dr marten boot a political decision draped in science Editorial
Since 2008, when hydrofracking became a matter of public debate in New York, we have counseled a patient, responsible, balanced and science based approach to the controversial method of extracting natural gas from shale rock.
“Let the science decide” was the mantra from Gov. Andrew Cuomo, as the opposition movement grew stronger and the politics of a decision grew more complicated.
To no one’s surprise, science can’t decide at least not yet. So New York’s Acting Health Commissioner Dr. Howard Zucker is recommending a ban on fracking in New York until more studies are done to determine its long term effects on public health.
Don’t be fooled by the veneer of science. The fracking ban was a political calculation, made possible by Cuomo’s re election and public opinion polls that now tilt against it.
In his report, Zucker states that “a guarantee of absolute safety is not required” in order to let hydrofracking proceed. He acknowledges that “absolute scientific certainty” about the safety of such a complex activity as high volume hydraulic fracturing is unlikely ever to be achieved. What we do know is sufficiently disturbing to warrant the ban, Zucker decided.
It is a subjective judgment. The state of Maryland assessed the same body of research and came to the opposite conclusion.
The fracking ban lets New York off the hook in several respects.
By deciding the risks of fracking are too great, the state never gets around to balancing them against any potential rewards.

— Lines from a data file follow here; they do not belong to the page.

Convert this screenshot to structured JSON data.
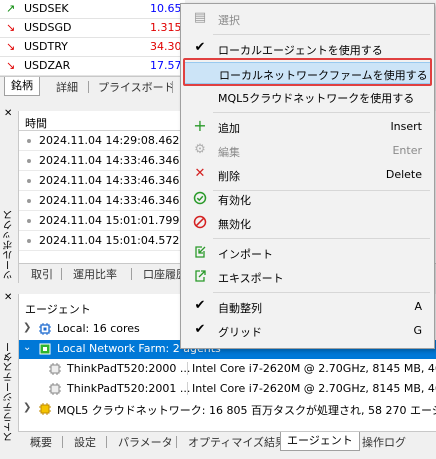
{
  "market_watch": {
    "rows": [
      {
        "symbol": "USDSEK",
        "value": "10.655",
        "dir": "up",
        "color": "#0000ff"
      },
      {
        "symbol": "USDSGD",
        "value": "1.315",
        "dir": "down",
        "color": "#e00000"
      },
      {
        "symbol": "USDTRY",
        "value": "34.309",
        "dir": "down",
        "color": "#e00000"
      },
      {
        "symbol": "USDZAR",
        "value": "17.57",
        "dir": "down",
        "color": "#0000ff"
      }
    ],
    "tabs": [
      "銘柄",
      "詳細",
      "プライスボード",
      "テ"
    ]
  },
  "toolbox": {
    "label": "ツールボックス",
    "journal_header": "時間",
    "journal_rows": [
      "2024.11.04 14:29:08.462",
      "2024.11.04 14:33:46.346",
      "2024.11.04 14:33:46.346",
      "2024.11.04 14:33:46.346",
      "2024.11.04 15:01:01.799",
      "2024.11.04 15:01:04.572"
    ],
    "tabs": [
      "取引",
      "運用比率",
      "口座履歴"
    ]
  },
  "tester": {
    "label": "ストラテジーテスター",
    "header": "エージェント",
    "rows": [
      {
        "name": "Local: 16 cores",
        "level": 0,
        "expand": ">",
        "icon": "cpu-icon",
        "selected": false
      },
      {
        "name": "Local Network Farm: 2 agents",
        "level": 0,
        "expand": "v",
        "icon": "farm-icon",
        "selected": true
      },
      {
        "name": "ThinkPadT520:2000 ...",
        "detail": "Intel Core i7-2620M  @ 2.70GHz, 8145 MB, 4648",
        "level": 1,
        "selected": false
      },
      {
        "name": "ThinkPadT520:2001 ...",
        "detail": "Intel Core i7-2620M  @ 2.70GHz, 8145 MB, 4648",
        "level": 1,
        "selected": false
      },
      {
        "name": "MQL5 クラウドネットワーク: 16 805 百万タスクが処理され, 58 270 エージェントが利用",
        "level": 0,
        "expand": ">",
        "icon": "cloud-icon",
        "selected": false
      }
    ],
    "tabs": [
      "概要",
      "設定",
      "パラメータ",
      "オプティマイズ結果",
      "エージェント",
      "操作ログ"
    ],
    "active_tab": "エージェント"
  },
  "context_menu": {
    "items": [
      {
        "label": "選択",
        "icon": "select-icon",
        "shortcut": "",
        "disabled": true
      },
      {
        "label": "ローカルエージェントを使用する",
        "icon": "check-icon",
        "shortcut": "",
        "disabled": false
      },
      {
        "label": "ローカルネットワークファームを使用する",
        "icon": "",
        "shortcut": "",
        "disabled": false,
        "highlighted": true
      },
      {
        "label": "MQL5クラウドネットワークを使用する",
        "icon": "",
        "shortcut": "",
        "disabled": false
      },
      {
        "label": "追加",
        "icon": "plus-icon",
        "shortcut": "Insert",
        "disabled": false
      },
      {
        "label": "編集",
        "icon": "gear-icon",
        "shortcut": "Enter",
        "disabled": true
      },
      {
        "label": "削除",
        "icon": "delete-icon",
        "shortcut": "Delete",
        "disabled": false
      },
      {
        "label": "有効化",
        "icon": "enable-icon",
        "shortcut": "",
        "disabled": false
      },
      {
        "label": "無効化",
        "icon": "disable-icon",
        "shortcut": "",
        "disabled": false
      },
      {
        "label": "インポート",
        "icon": "import-icon",
        "shortcut": "",
        "disabled": false
      },
      {
        "label": "エキスポート",
        "icon": "export-icon",
        "shortcut": "",
        "disabled": false
      },
      {
        "label": "自動整列",
        "icon": "check-icon",
        "shortcut": "A",
        "disabled": false
      },
      {
        "label": "グリッド",
        "icon": "check-icon",
        "shortcut": "G",
        "disabled": false
      }
    ]
  },
  "colors": {
    "accent": "#0078d7",
    "highlight_box": "#e04040",
    "menu_hover": "#cce4f7"
  }
}
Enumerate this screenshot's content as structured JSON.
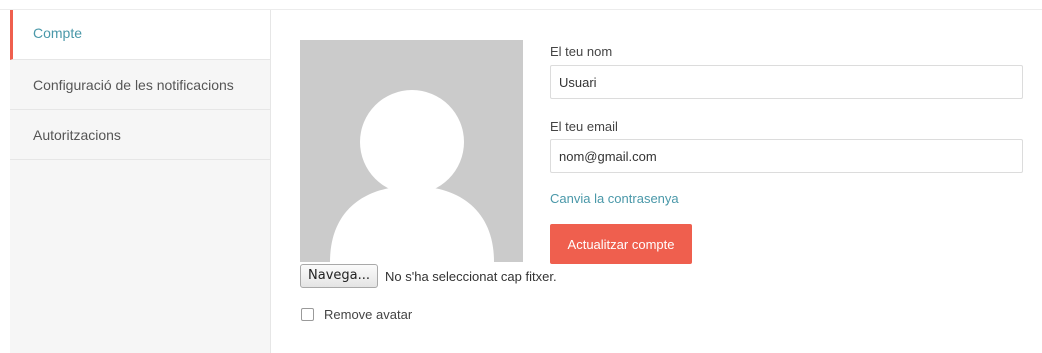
{
  "sidebar": {
    "items": [
      {
        "label": "Compte",
        "active": true
      },
      {
        "label": "Configuració de les notificacions",
        "active": false
      },
      {
        "label": "Autoritzacions",
        "active": false
      }
    ]
  },
  "avatar": {
    "icon": "default-user-silhouette",
    "background_color": "#cbcbcb"
  },
  "file_input": {
    "browse_label": "Navega...",
    "status_text": "No s'ha seleccionat cap fitxer."
  },
  "remove_avatar": {
    "label": "Remove avatar",
    "checked": false
  },
  "form": {
    "name_label": "El teu nom",
    "name_value": "Usuari",
    "email_label": "El teu email",
    "email_value": "nom@gmail.com",
    "change_password_link": "Canvia la contrasenya",
    "update_button": "Actualitzar compte"
  },
  "colors": {
    "accent": "#ef5f4e",
    "link": "#4a98a9"
  }
}
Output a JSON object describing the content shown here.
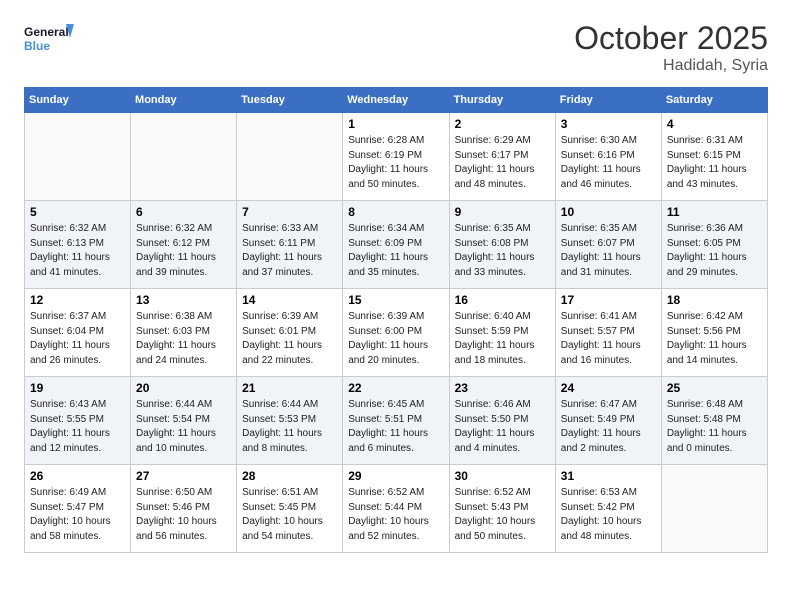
{
  "header": {
    "logo_line1": "General",
    "logo_line2": "Blue",
    "month": "October 2025",
    "location": "Hadidah, Syria"
  },
  "days_of_week": [
    "Sunday",
    "Monday",
    "Tuesday",
    "Wednesday",
    "Thursday",
    "Friday",
    "Saturday"
  ],
  "weeks": [
    [
      {
        "day": "",
        "info": ""
      },
      {
        "day": "",
        "info": ""
      },
      {
        "day": "",
        "info": ""
      },
      {
        "day": "1",
        "info": "Sunrise: 6:28 AM\nSunset: 6:19 PM\nDaylight: 11 hours\nand 50 minutes."
      },
      {
        "day": "2",
        "info": "Sunrise: 6:29 AM\nSunset: 6:17 PM\nDaylight: 11 hours\nand 48 minutes."
      },
      {
        "day": "3",
        "info": "Sunrise: 6:30 AM\nSunset: 6:16 PM\nDaylight: 11 hours\nand 46 minutes."
      },
      {
        "day": "4",
        "info": "Sunrise: 6:31 AM\nSunset: 6:15 PM\nDaylight: 11 hours\nand 43 minutes."
      }
    ],
    [
      {
        "day": "5",
        "info": "Sunrise: 6:32 AM\nSunset: 6:13 PM\nDaylight: 11 hours\nand 41 minutes."
      },
      {
        "day": "6",
        "info": "Sunrise: 6:32 AM\nSunset: 6:12 PM\nDaylight: 11 hours\nand 39 minutes."
      },
      {
        "day": "7",
        "info": "Sunrise: 6:33 AM\nSunset: 6:11 PM\nDaylight: 11 hours\nand 37 minutes."
      },
      {
        "day": "8",
        "info": "Sunrise: 6:34 AM\nSunset: 6:09 PM\nDaylight: 11 hours\nand 35 minutes."
      },
      {
        "day": "9",
        "info": "Sunrise: 6:35 AM\nSunset: 6:08 PM\nDaylight: 11 hours\nand 33 minutes."
      },
      {
        "day": "10",
        "info": "Sunrise: 6:35 AM\nSunset: 6:07 PM\nDaylight: 11 hours\nand 31 minutes."
      },
      {
        "day": "11",
        "info": "Sunrise: 6:36 AM\nSunset: 6:05 PM\nDaylight: 11 hours\nand 29 minutes."
      }
    ],
    [
      {
        "day": "12",
        "info": "Sunrise: 6:37 AM\nSunset: 6:04 PM\nDaylight: 11 hours\nand 26 minutes."
      },
      {
        "day": "13",
        "info": "Sunrise: 6:38 AM\nSunset: 6:03 PM\nDaylight: 11 hours\nand 24 minutes."
      },
      {
        "day": "14",
        "info": "Sunrise: 6:39 AM\nSunset: 6:01 PM\nDaylight: 11 hours\nand 22 minutes."
      },
      {
        "day": "15",
        "info": "Sunrise: 6:39 AM\nSunset: 6:00 PM\nDaylight: 11 hours\nand 20 minutes."
      },
      {
        "day": "16",
        "info": "Sunrise: 6:40 AM\nSunset: 5:59 PM\nDaylight: 11 hours\nand 18 minutes."
      },
      {
        "day": "17",
        "info": "Sunrise: 6:41 AM\nSunset: 5:57 PM\nDaylight: 11 hours\nand 16 minutes."
      },
      {
        "day": "18",
        "info": "Sunrise: 6:42 AM\nSunset: 5:56 PM\nDaylight: 11 hours\nand 14 minutes."
      }
    ],
    [
      {
        "day": "19",
        "info": "Sunrise: 6:43 AM\nSunset: 5:55 PM\nDaylight: 11 hours\nand 12 minutes."
      },
      {
        "day": "20",
        "info": "Sunrise: 6:44 AM\nSunset: 5:54 PM\nDaylight: 11 hours\nand 10 minutes."
      },
      {
        "day": "21",
        "info": "Sunrise: 6:44 AM\nSunset: 5:53 PM\nDaylight: 11 hours\nand 8 minutes."
      },
      {
        "day": "22",
        "info": "Sunrise: 6:45 AM\nSunset: 5:51 PM\nDaylight: 11 hours\nand 6 minutes."
      },
      {
        "day": "23",
        "info": "Sunrise: 6:46 AM\nSunset: 5:50 PM\nDaylight: 11 hours\nand 4 minutes."
      },
      {
        "day": "24",
        "info": "Sunrise: 6:47 AM\nSunset: 5:49 PM\nDaylight: 11 hours\nand 2 minutes."
      },
      {
        "day": "25",
        "info": "Sunrise: 6:48 AM\nSunset: 5:48 PM\nDaylight: 11 hours\nand 0 minutes."
      }
    ],
    [
      {
        "day": "26",
        "info": "Sunrise: 6:49 AM\nSunset: 5:47 PM\nDaylight: 10 hours\nand 58 minutes."
      },
      {
        "day": "27",
        "info": "Sunrise: 6:50 AM\nSunset: 5:46 PM\nDaylight: 10 hours\nand 56 minutes."
      },
      {
        "day": "28",
        "info": "Sunrise: 6:51 AM\nSunset: 5:45 PM\nDaylight: 10 hours\nand 54 minutes."
      },
      {
        "day": "29",
        "info": "Sunrise: 6:52 AM\nSunset: 5:44 PM\nDaylight: 10 hours\nand 52 minutes."
      },
      {
        "day": "30",
        "info": "Sunrise: 6:52 AM\nSunset: 5:43 PM\nDaylight: 10 hours\nand 50 minutes."
      },
      {
        "day": "31",
        "info": "Sunrise: 6:53 AM\nSunset: 5:42 PM\nDaylight: 10 hours\nand 48 minutes."
      },
      {
        "day": "",
        "info": ""
      }
    ]
  ]
}
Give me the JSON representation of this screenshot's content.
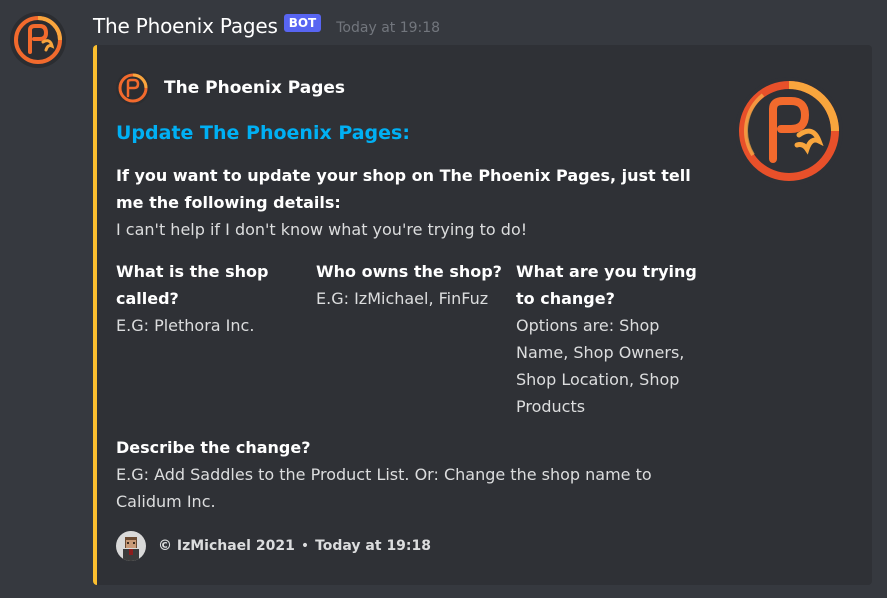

We are not blind to the environmental toll fracking has taken in states that pursued shale gas riches without proper regulation or oversight. Could New York have done better?
Could it have asked “Is there a way to do this right?” Instead, it appears to have approached it from the opposite bias it can never be done right.
In accepting Zucker’s recommendation, state Department of Environmental Conservation Commissioner Joe Martens noted the reduced profitability of fracking, now that about 60 percent of the state’s land has been taken off the table through strict regulation and local moratoriums. Others have noted the falling price of natural gas as a reason not to pursue natural gas exploration. Those factors are for the market to decide, not the government.
Meanwhile, the fracking ban sentences residents and landowners in the Southern Tier to a future of economic despair. New Yorkers can see prosperity across the state line in Pennsylvania, but all they can taste is the commerce that dribbles over the border.
Our state is staggering under heavy taxes, living off of one time windfalls from Wall Street settlements and pinning its hopes for an economic resurgence on casino gambling. Could fracking have been a game changer? We’ll never know.